The good news is that the ginger does not wipe away the mintiness of the lavender. It’s still very much there although I think it’s a little more subdued in this blend than it would be in a cup of straight lavender tea.

A Bit Peppery

Now we move on to the flavors of the ginger. The first one is the peppery flavor of the ginger. It’s not really a pepper flavor in the mold of table pepper or pepper that you would put on your food but it is a very interesting peppery flavor that the ginger is known for.

And A Little Spicy

Building on the peppery flavor that the ginger brings is the spiciness that it brings.  It’s an interesting spicy flavor because it’s spicy right at the start and then there’s a soothing, cooling sensation that the ginger brings.

Anyone who’s used a slice of Ginger to clean their pallet when they’re eating sushi will know that you get that little burst of spiciness followed by the wonderful gentle incredibly flavorful Ginger afterward.

Earthy Notes In There As Well

Both the lavender flowers and the ginger root have a bit of an earthiness to their overall flavor profile. I think it’s much more pronounced in many of the other root herbal teas than it is in ginger tea itself. The spiciness of the ginger, I think, really helps to smooth out the earthiness.
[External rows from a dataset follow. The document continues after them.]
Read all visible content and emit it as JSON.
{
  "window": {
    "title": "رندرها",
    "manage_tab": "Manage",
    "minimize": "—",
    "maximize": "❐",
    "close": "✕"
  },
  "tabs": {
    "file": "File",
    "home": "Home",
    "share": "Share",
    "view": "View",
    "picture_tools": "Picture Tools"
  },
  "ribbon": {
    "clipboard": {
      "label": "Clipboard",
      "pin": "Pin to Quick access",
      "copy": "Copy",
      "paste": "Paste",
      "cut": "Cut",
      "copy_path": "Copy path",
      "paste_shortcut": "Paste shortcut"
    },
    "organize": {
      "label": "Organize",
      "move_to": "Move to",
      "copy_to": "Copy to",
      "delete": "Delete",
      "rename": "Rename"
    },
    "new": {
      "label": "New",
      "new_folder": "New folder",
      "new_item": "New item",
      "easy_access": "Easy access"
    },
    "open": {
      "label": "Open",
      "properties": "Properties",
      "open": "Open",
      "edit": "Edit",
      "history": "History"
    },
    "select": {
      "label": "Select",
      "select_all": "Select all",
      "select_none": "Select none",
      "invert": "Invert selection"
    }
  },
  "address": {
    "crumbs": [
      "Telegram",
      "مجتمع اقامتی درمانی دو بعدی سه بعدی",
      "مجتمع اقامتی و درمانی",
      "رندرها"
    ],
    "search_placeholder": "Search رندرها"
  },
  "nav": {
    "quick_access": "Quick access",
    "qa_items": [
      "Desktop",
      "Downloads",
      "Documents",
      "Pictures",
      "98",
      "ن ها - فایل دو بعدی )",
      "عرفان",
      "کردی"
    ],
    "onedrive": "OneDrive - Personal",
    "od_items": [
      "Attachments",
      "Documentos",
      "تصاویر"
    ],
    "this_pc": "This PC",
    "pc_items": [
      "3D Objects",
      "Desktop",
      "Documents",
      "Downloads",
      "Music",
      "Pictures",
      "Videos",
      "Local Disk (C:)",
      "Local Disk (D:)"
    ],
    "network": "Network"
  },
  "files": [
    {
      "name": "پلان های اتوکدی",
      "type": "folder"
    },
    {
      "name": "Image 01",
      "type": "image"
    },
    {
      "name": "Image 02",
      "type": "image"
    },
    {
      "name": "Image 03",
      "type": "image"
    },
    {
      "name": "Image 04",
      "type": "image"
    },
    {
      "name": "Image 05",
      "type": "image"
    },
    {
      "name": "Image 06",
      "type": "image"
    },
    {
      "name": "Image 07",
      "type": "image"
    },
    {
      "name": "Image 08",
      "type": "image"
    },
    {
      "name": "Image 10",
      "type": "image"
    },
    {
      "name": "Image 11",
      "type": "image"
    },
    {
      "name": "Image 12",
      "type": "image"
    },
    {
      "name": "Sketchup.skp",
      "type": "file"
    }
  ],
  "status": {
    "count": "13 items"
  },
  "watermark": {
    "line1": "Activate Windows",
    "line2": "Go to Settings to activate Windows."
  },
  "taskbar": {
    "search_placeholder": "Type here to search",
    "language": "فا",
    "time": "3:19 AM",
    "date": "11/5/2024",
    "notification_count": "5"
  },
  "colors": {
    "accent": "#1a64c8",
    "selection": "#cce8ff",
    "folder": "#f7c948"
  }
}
Likewise, the natural minty flavor of the lavender helps to alleviate some of the earthiness of standard lavender tea.  So it’s not a real strong earthy flavor in this herbal tea blend but it might be there for some people if they’re really susceptible to the earthy or bitter flavor that some of these teas can have.

That being said this is one of the smoother herbal infusions especially flower herbal infusions that you’re going to find.

The ginger really helps smooth out the lavender’s earthy flavor and makes the overall infusion a little bit more palatable for people who aren’t used to drinking a lot of herbal teas.

The Aroma Of Ginger Lavender Tea

I think overall the aroma of the ginger lavender tea leans a little bit more towards the lavender than it does towards the ginger.

I never found ginger tea to be that aromatic.  Which is surprising because Ginger itself is quite pungent. However, when you boil it in the water it seems to lessen the effect of the ginger aroma.

That doesn’t mean that it’s not there I think it’s just a bit subdued especially when you add in the very robust floral Aroma of the lavender it kind of takes a backseat in the smell only. If you’re talking about taste, I think they are both on equal footing in the lavender ginger tea.

The Ginger Lavender Tea Finish

That brings us to the end of our look at the ginger lavender herbal infusion.  I always like to add ginger to just about any herbal infusion just to see if it works well with the other flavors.

I’m happy to report that I feel like this is a great herbal infusion that really gives you the benefits of both the lavender and the ginger.

I think the taste of each ingredient compliments the other and together they form a very smooth and refreshing herbal tea that is quick and easy to make.

I hope you have enjoyed our look at the flower and root herbal tea blend and hope to see you back here soon

Thanks for visiting and have a wonderful day.